* WHAT TO WORK ON *
Look through the data that follows and work out how many lines contain the string "true". Nothing but that number should be given.
***** PROVIDED ENTRIES
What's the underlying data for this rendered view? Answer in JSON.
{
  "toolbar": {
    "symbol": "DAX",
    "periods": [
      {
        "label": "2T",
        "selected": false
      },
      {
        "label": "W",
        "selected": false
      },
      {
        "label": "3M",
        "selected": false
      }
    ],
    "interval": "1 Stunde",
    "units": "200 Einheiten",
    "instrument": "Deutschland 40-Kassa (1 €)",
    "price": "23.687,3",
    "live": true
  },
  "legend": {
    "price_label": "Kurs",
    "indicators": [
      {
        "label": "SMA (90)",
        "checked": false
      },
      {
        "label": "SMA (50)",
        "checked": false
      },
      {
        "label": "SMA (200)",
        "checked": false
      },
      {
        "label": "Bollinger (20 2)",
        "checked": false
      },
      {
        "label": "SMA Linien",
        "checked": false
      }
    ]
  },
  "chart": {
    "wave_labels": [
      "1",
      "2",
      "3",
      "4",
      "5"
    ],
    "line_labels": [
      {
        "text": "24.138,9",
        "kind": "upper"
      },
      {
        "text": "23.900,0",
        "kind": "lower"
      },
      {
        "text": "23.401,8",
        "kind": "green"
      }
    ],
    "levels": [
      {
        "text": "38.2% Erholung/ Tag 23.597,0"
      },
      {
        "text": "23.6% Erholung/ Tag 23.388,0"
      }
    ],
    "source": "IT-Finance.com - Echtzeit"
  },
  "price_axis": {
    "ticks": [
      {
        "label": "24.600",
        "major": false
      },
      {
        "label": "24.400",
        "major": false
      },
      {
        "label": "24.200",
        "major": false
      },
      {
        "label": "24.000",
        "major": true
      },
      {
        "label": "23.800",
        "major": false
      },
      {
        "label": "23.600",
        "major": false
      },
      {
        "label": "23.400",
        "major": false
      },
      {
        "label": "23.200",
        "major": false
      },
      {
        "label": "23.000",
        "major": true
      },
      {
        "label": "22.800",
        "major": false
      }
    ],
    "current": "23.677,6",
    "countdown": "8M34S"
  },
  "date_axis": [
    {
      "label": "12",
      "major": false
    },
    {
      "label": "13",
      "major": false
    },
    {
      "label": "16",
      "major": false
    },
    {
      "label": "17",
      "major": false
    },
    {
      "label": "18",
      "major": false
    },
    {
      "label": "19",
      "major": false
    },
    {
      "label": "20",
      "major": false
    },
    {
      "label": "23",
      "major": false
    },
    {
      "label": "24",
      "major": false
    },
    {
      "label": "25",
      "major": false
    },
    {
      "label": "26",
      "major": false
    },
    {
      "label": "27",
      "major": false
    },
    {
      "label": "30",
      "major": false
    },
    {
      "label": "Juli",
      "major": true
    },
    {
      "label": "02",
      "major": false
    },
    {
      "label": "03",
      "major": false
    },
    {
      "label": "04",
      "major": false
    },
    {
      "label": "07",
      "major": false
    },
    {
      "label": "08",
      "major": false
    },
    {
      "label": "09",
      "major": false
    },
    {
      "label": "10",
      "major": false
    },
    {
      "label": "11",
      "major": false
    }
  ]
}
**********
* RESPONSE FOR THIS EXERCISE *
4